The Valley Is Way Bigger Than DFW; Or is it?

There are many ways to compare one thing with another. When it comes to Silicon Valley, one common unit of measure might be the number of times the sound of a startup’s pitch bounces from one border to the other, like, say, an echo chamber. Another might be the number of unicorns one encounters in Mission District, or how efficient a founder is at conserving space vs. the efficiency of a neighbor. A popular measure these days is how much rent one pays for the privilege of being in a tiny expensive room close to an echo chamber filled with unicorn hopefuls.

One thing Texans like to compare is size. The size of our public transit (90 miles of light rail, with two major airports served), the size of our Metro area (9,200 square miles), and even the size of our parks (the Great Trinity Forest is the largest urban bottomland forest in the world). We compare commutes in terms of how little time it takes to walk to the favored coworking space from the train station.

A question heard frequently around the Dallas-Fort Worth startup community is just how big is Dallas-Fort Worth compared to Silicon Valley? After a little sleuthing (very rough, as it is) something quite surprising surfaced. While the lore of the valley is that it’s a massive area separated by freeways and takes hours to traverse, it’s actually quite small when compared with Dallas-Fort Worth.

Silicon Valley clocks in at about 812 square miles.

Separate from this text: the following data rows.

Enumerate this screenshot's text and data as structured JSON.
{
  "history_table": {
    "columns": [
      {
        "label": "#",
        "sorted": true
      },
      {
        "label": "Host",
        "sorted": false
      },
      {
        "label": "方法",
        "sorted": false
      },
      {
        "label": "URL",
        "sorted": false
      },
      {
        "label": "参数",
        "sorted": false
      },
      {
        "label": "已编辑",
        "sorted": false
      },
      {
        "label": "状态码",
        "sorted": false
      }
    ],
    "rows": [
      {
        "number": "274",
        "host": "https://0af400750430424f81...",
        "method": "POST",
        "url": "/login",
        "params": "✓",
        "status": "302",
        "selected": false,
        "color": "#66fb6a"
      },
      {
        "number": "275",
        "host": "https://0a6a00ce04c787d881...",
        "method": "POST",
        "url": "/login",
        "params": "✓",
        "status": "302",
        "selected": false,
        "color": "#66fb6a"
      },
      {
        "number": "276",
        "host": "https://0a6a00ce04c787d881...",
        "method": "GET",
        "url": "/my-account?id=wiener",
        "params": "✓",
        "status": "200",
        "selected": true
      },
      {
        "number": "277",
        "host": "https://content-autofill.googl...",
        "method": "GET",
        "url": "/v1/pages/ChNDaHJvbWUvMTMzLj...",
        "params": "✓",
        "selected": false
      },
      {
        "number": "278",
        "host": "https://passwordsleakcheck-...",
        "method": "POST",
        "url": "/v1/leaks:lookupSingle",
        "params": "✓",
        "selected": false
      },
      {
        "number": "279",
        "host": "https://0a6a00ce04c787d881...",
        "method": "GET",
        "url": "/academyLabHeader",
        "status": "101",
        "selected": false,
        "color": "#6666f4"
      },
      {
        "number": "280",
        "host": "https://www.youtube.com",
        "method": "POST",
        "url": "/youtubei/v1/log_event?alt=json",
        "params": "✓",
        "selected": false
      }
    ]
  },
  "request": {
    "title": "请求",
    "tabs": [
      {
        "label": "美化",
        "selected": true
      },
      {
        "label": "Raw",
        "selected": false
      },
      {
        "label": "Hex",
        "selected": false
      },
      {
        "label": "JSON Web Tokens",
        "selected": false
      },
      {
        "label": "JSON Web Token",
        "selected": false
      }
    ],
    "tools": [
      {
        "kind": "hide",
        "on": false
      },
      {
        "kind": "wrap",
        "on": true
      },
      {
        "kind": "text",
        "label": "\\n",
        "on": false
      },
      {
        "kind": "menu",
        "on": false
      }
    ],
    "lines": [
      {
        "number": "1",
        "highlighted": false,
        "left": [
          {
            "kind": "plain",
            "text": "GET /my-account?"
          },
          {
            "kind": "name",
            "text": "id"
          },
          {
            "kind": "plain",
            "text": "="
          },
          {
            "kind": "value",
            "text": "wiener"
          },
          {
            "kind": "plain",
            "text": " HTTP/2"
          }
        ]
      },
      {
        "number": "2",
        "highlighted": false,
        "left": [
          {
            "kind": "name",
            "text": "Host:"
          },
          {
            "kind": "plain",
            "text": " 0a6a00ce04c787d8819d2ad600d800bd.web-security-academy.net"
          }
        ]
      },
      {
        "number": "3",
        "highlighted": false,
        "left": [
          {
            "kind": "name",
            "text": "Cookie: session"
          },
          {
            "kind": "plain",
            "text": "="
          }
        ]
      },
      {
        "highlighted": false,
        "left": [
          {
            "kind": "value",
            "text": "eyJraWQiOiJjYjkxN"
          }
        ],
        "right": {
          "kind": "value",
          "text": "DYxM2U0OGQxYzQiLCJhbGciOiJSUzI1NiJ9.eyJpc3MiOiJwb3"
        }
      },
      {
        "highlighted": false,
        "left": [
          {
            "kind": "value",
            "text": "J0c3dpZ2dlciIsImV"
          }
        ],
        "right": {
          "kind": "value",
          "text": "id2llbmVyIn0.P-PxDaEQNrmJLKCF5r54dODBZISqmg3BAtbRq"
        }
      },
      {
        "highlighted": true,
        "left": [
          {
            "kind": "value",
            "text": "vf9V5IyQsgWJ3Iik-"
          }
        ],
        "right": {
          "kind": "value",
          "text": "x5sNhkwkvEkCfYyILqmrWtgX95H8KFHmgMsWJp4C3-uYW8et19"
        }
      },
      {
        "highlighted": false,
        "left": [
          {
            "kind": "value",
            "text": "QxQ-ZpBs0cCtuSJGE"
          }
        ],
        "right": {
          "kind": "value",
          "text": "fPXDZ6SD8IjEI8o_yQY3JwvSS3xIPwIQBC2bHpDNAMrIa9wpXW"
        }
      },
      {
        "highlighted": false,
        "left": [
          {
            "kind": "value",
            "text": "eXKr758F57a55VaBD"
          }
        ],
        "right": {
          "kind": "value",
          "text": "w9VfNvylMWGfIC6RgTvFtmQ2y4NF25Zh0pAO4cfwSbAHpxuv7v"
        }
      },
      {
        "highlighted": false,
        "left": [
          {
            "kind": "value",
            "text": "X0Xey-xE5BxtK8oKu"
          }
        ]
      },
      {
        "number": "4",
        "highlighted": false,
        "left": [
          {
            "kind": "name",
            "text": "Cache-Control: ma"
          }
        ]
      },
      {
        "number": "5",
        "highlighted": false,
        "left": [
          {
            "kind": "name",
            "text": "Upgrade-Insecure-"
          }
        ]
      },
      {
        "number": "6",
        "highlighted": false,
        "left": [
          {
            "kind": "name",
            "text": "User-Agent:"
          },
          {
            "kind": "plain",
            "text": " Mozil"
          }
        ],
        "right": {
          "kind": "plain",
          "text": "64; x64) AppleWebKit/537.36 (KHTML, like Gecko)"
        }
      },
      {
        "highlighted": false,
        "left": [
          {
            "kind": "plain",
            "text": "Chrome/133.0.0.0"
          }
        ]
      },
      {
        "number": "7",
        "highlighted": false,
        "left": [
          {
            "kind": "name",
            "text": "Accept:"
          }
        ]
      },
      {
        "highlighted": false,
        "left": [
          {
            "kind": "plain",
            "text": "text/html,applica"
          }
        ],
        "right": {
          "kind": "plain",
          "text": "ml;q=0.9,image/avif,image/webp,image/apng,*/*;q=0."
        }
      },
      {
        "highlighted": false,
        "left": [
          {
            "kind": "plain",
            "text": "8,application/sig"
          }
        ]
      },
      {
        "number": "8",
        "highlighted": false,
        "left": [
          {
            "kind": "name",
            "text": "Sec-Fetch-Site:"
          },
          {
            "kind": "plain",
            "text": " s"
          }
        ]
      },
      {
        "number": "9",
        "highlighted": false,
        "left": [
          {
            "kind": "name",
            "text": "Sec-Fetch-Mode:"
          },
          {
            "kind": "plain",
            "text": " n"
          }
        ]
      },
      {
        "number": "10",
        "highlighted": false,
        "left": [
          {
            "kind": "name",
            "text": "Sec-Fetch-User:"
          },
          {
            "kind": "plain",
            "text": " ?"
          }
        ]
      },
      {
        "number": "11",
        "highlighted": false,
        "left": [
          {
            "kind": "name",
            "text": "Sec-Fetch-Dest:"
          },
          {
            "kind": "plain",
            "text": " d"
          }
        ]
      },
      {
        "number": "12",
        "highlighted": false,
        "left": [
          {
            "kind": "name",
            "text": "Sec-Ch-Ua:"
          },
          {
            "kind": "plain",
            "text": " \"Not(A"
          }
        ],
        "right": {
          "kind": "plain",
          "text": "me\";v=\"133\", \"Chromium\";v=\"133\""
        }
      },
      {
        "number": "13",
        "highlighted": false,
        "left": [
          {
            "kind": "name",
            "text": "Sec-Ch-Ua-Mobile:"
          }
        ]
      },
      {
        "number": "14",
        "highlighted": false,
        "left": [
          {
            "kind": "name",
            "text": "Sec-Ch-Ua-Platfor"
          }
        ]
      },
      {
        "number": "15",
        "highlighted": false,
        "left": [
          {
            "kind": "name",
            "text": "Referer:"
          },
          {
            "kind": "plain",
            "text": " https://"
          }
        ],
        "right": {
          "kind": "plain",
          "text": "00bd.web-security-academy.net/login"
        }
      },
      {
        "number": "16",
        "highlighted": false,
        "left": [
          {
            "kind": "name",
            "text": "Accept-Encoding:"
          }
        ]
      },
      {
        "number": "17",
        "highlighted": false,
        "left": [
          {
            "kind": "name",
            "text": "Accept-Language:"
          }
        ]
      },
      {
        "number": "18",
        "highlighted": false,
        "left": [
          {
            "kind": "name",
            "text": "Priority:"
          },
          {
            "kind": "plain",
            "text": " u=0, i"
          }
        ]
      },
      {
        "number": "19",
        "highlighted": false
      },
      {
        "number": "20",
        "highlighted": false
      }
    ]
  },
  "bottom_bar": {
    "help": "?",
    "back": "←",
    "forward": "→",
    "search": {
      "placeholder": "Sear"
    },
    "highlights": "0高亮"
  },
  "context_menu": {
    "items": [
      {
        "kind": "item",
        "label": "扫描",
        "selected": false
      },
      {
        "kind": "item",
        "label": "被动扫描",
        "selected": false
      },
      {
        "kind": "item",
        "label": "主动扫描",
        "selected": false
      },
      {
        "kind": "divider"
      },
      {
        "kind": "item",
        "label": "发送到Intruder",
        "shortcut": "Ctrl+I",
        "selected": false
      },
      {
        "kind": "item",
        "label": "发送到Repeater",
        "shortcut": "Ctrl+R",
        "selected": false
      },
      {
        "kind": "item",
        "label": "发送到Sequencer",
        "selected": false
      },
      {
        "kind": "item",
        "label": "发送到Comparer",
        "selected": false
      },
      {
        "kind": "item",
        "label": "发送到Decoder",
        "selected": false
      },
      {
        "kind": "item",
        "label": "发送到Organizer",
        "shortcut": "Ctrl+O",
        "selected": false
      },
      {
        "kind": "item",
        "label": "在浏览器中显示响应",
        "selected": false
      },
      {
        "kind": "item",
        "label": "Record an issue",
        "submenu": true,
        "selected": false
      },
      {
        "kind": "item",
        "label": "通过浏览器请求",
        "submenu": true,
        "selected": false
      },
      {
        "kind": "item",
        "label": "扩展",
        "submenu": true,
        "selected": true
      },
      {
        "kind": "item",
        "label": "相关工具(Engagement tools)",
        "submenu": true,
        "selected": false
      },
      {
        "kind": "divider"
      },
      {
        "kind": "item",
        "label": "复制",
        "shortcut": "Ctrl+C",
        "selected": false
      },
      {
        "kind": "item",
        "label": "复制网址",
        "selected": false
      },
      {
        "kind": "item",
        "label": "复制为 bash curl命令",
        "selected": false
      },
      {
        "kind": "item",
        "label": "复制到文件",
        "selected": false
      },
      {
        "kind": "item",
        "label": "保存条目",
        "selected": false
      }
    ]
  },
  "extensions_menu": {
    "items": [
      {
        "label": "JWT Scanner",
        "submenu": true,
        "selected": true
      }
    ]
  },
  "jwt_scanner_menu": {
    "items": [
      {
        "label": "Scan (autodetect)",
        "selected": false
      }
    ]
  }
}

It’s certainly nothing to “shake a stick at,” but it’s a little less than 1/3 the size of Dallas-Fort Worth’s major metro area (2,230 square miles). Sure, the DFW metro area is 9,200 square miles, including all of the counties, but for this discussion only the major cities and surrounding areas were used.

So the next time you hear how big “the valley” is, just know that it’s about 1/3 the volume of Dallas-Fort Worth. And that’s being generous.

Michael Sitarzewski

Michael Sitarzewski is the Publisher of Launch DFW, co-founder and CEO of Epic Playground, Inc., makers of inboundgeo. He is a veteran entrepreneur (and a TechStars Cloud alum) with a specific focus on Web-based software and services. Sitarzewski has been a part of the internet startup culture since 1994 and has had two exits along the way. After a seven years in the Boulder, Colorado startup community, Michael returned to Dallas, Texas, in 2013 where he’s focused on growing and increasing the visibility of the burgeoning Dallas startup community. He is the EIR at The DEC, a mentor in the RevTech accelerator, and leads several events in the Dallas area. Sitarzewski considers helping people understand and leverage technology his life's work.